(Stored dataset items)
+===+
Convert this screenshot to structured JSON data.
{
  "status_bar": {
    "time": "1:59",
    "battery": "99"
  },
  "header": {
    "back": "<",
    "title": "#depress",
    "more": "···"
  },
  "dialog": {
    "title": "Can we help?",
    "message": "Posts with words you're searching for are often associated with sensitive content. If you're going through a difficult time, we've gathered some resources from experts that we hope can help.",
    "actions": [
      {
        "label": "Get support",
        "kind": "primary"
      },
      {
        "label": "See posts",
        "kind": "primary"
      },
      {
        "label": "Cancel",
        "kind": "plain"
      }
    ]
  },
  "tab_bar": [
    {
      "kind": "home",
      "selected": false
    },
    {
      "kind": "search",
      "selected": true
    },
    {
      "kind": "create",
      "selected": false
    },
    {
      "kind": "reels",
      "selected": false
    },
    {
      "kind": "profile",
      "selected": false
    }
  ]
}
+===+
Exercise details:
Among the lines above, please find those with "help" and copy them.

Response to this task:
    "title": "Can we help?",
    "message": "Posts with words you're searching for are often associated with sensitive content. If you're going through a difficult time, we've gathered some resources from experts that we hope can help.",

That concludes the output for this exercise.